Here in the United States, we have all heard about the overpopulation issue when it comes to domestic animals. The truths behind our farmed animal industry are being unveiled. Archaic animal rights laws are being challenged. But did you know that on a global basis, the situation is even more dire? Animal welfare laws and regulations are lax or non-existent in developing countries, opening the door for health hazards due to lack of infrastructure and resources when it comes to livestock, working animals and strays. Overpopulation is a major issue; it’s estimated that 75% of the worldwide dog population are strays and even higher for cats. This presents major issues not only from a human health perspective but also has implications on the welfare of the animal. Most developing countries do not have the resources for spaying and neutering their strays and address the issue using methods such as shooting, electrocution and most often, poisoning.

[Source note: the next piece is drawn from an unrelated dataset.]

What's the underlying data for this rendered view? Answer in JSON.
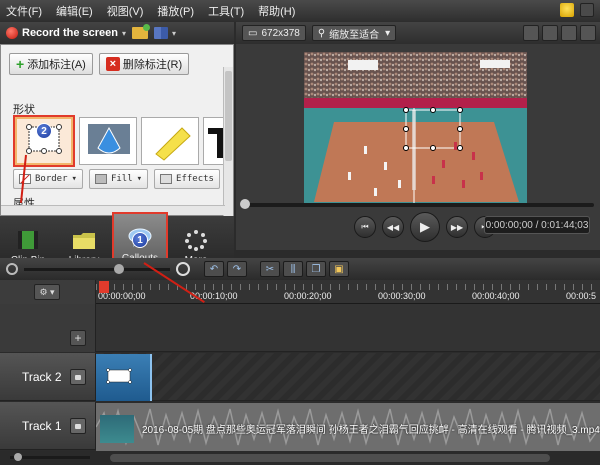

It’s hard to turn a blind eye to what’s happening on the global front once you learn more of the details or see it first-hand. And that’s exactly what happened when Cathy King, a veterinarian here in the USA (and now Founder & CEO of World Vets), was volunteering inMexico in 2002. As fate would have it, she arrived the day after a hurricane warning so instead of performing spay and neuter surgery all week, she was busy moving dogs back to the shelter from a warehouse they were in temporarily due to the storm. Most of those dogs were street dogs and Cathy began to learn how hundreds of thousands of these dogs (and cats) are poisoned every year to control theirpopulation and that spaying and neutering is not common in Mexico or other developing countries. That sparked an idea and when she returned home she shared her story with other vets, inspiring them to want to volunteer. When she began her own practice, her idea along with a donation jar on her clinic’s counter has turned into one of the largest veterinary aid organizations in the world…World Vets. In just six years, they now work in 36 countries on 6 continents and help tens of thousands of animals each year. Their focus began on spay/neuter but their programs now cover nearly every aspect of veterinary medicine and all of their services are free of charge.
World Vets provides programs such as:
- Field services such as spay/neuter procedures, veterinary medicine to equines and disease prevention in livestock.
- Disaster response in times of earthquakes, tsunamis, floods and other natural disasters.
- Annual humanitarian missions as the NGO represented on two US Navy aid missions to the South Pacific and Central/South America.
- Veterinary medicine clinics in Latin America to train veterinarians within the developing countries.
I asked Cathy what she thinks World Vets’ biggest accomplishment is, and while there are many to choose from, the fact that they have brought an end to poisoning street animals in several regions of the world is one that has ended so much animal suffering. They have established formal agreements with several government municipalities to end the poisoning and in return, World Vets implements large scale spay/neuter services through their field service program to address the overpopulation issue in a humane way. It was during one of these field service projects in Nicaragua when they met a two pound puppy near death with injuries, parasites and disease. He wasn’t expected to live but with their round the clock care, he showed improvement. They named him Chancho (Spanish for pig) because he looked like a little piglet with a white pot belly and a curly tail. He was a street dog without a home and the volunteers could not leave him behind. Luckily for Chancho, one of the vet students from Mississippi State University brought him back to the US. Coincidentally Cathy was scheduled to speak at MSU and, you guessed it, came home with a new dog. Cathy says “Chanco is the best little dog ever and he serves as a daily reminder to me of why we work so hard to help animals that wouldn’t otherwise have access to veterinary care. Just because they live on the street, doesn’t mean they don’t deserve care. They all deserve care and that’s a driving force behind World Vets.”
In staying true to our mission of giving animals a voice, I asked Cathy what she thinks the animals helped by World Vets would say if they could speak. She said “I guess they would say thank you and please come back again!” And World Vets does come back. They send a team almost every week of the year to countries all over the world to help animals live a better life.
How can you help?
All of their services are free but equipment and supplies are expensive. You can donate to help them continue their great work.
Volunteers are critical to their work. Check the volunteer opportunities and their project schedules if you’d like to volunteer your time.